2Department of Anatomy, Faculty of Medicine, Al-Azhar University, Cairo, Egypt
3Department of Forensic Medicine and Toxicology, Prince Sattam Ibn Abdelaziz University, Saudi Arabia Alkharj, KSA
4Department of Forensic Medicine and Clinical Toxicology, Faculty of Medicine, Al-Azhar University, Cairo, Egypt
5College of Medicine, Prince Sattam Bin Abdulaziz University, Al-Kharj, KSA
Citation: Ali Hassan A Ali, Shaban Ragab Ibrahim, Abdulrahman M Alkassar Alanazi, Hamad Mesfer H Alatif, Abdulrahman M Almalki, Bandar Suliman S Alsultan, Bakheet Mulfi S Alrashdi, Yousef K Alhuzaimi, Effect of Some Nutritional Supplement on the Cerebellum against Cyclophosphamide Toxicity , J Res Med Dent Sci, 2021, 9(12): 174-179

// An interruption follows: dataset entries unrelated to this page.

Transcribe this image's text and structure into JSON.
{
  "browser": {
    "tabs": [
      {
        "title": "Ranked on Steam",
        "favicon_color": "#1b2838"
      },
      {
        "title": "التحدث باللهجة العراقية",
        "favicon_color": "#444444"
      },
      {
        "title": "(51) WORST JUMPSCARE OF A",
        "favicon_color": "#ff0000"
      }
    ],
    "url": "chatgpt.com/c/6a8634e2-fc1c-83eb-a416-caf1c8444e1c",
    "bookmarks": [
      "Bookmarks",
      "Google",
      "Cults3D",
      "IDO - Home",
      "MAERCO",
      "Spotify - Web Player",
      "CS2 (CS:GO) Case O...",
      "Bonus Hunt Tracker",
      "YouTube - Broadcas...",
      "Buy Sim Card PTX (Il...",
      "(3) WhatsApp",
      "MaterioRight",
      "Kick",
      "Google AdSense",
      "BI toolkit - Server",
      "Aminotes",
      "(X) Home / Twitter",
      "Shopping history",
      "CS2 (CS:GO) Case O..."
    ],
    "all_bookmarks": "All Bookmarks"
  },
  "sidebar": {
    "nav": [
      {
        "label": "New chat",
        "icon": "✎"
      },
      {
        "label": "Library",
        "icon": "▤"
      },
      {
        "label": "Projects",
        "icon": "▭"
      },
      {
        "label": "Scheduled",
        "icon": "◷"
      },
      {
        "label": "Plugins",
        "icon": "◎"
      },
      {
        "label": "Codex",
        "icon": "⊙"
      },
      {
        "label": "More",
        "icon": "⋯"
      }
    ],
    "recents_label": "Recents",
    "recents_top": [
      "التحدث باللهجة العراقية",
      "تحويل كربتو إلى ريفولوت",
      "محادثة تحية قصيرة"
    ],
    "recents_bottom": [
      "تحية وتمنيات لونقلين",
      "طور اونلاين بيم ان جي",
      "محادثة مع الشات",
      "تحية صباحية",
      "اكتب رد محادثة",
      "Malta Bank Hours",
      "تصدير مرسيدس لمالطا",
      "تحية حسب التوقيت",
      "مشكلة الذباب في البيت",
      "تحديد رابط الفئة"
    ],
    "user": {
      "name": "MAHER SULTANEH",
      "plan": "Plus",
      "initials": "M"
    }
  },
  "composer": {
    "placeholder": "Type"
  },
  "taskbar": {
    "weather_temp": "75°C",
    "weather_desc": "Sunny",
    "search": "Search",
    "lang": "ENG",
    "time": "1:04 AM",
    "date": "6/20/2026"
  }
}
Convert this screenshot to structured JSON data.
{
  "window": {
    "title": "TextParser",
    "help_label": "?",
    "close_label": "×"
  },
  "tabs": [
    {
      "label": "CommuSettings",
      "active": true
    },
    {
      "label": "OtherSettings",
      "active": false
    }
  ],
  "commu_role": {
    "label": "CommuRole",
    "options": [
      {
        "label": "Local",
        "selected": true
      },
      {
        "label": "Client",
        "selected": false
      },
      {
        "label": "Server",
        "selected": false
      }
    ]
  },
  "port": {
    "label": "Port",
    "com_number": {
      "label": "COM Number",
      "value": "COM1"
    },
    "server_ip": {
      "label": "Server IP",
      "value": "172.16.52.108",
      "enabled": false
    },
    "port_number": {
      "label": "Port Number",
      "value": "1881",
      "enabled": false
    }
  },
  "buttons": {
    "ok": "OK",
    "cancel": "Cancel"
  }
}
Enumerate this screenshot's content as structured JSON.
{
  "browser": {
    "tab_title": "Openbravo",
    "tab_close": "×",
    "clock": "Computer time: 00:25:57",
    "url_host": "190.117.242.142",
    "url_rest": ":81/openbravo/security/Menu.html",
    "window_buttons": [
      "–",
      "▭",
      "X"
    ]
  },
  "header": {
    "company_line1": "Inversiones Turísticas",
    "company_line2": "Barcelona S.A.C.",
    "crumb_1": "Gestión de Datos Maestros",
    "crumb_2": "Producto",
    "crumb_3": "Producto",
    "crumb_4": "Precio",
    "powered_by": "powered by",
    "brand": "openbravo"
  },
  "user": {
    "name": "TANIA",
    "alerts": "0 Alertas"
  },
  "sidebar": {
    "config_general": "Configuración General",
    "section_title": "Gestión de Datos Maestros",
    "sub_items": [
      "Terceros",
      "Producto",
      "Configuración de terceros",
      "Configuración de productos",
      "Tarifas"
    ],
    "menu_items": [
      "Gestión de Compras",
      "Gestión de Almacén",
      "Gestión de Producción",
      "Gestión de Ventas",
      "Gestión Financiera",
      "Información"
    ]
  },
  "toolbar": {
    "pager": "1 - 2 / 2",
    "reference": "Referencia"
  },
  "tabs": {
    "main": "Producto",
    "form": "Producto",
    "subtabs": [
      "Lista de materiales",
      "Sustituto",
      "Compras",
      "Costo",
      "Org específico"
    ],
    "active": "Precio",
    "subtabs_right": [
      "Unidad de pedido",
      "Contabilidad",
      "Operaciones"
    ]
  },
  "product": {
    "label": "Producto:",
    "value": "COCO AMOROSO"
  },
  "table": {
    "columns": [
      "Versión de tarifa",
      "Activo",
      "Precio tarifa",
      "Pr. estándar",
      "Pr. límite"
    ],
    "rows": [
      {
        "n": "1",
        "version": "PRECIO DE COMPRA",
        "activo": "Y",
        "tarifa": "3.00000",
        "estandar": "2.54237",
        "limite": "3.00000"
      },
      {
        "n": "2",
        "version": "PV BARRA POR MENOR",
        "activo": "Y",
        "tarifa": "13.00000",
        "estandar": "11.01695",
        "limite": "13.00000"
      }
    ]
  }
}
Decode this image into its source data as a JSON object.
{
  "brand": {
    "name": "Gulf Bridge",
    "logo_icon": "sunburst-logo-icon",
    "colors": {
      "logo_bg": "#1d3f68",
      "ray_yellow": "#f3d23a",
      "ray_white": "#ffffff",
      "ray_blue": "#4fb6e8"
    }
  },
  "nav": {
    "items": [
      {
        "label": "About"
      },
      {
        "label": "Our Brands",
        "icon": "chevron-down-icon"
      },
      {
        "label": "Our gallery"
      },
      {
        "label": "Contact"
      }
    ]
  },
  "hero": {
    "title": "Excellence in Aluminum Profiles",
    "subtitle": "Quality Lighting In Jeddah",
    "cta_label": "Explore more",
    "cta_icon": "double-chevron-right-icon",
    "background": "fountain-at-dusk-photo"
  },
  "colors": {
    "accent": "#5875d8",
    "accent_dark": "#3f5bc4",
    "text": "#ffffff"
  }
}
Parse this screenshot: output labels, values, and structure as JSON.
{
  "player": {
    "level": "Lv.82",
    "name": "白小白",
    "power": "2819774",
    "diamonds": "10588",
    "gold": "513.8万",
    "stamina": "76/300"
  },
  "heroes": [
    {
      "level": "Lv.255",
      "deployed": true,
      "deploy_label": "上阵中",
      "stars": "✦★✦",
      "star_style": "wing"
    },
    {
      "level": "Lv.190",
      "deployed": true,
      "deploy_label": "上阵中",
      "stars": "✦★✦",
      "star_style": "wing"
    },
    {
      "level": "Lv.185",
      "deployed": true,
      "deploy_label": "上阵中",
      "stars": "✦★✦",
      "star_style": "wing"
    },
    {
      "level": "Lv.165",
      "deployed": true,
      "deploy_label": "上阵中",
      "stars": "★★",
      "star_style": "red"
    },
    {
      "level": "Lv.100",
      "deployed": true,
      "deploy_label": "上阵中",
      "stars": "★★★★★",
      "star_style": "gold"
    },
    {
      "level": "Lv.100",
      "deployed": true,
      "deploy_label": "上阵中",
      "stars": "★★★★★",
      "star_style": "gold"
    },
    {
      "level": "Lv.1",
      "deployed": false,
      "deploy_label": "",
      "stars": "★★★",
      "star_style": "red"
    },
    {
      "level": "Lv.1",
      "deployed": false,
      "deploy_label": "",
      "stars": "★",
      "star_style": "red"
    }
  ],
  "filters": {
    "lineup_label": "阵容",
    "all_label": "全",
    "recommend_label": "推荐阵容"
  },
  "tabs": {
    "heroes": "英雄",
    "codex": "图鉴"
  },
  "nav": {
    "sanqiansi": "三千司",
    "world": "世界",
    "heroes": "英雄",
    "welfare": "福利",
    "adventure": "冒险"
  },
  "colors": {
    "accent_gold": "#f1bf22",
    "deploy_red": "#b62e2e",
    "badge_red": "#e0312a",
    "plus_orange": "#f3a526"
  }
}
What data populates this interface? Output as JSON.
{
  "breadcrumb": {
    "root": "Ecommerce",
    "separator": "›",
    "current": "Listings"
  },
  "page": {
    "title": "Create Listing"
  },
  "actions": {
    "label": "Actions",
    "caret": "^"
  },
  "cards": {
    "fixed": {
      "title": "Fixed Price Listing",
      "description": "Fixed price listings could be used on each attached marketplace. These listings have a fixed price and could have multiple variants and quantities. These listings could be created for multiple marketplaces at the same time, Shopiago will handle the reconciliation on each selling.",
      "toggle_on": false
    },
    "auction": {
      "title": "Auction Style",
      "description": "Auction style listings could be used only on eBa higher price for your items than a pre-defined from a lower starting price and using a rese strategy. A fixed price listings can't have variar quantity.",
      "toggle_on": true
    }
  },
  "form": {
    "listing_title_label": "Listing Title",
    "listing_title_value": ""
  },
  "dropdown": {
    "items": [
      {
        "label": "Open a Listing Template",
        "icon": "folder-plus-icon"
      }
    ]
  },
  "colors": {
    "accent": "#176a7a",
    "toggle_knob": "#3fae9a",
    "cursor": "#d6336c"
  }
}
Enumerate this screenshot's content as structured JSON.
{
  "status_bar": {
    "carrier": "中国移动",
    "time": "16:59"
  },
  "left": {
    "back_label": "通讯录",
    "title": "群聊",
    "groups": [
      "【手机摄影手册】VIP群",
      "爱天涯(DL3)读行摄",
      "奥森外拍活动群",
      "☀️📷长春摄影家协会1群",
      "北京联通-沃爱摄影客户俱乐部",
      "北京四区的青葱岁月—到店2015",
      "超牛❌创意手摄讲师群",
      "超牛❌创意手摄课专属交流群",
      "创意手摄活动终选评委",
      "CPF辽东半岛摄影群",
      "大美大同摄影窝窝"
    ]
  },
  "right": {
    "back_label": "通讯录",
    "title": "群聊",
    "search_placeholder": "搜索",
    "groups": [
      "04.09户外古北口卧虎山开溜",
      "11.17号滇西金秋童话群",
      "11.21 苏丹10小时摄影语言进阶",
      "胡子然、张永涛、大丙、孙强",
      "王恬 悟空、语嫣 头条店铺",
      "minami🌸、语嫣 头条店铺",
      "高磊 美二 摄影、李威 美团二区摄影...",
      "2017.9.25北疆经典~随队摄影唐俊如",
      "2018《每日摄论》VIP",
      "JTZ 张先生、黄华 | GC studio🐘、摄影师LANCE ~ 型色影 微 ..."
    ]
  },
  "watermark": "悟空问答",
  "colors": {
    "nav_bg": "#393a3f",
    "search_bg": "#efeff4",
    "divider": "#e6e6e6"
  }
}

Received: 12-Nov-2021 Accepted: 02-Dec-2021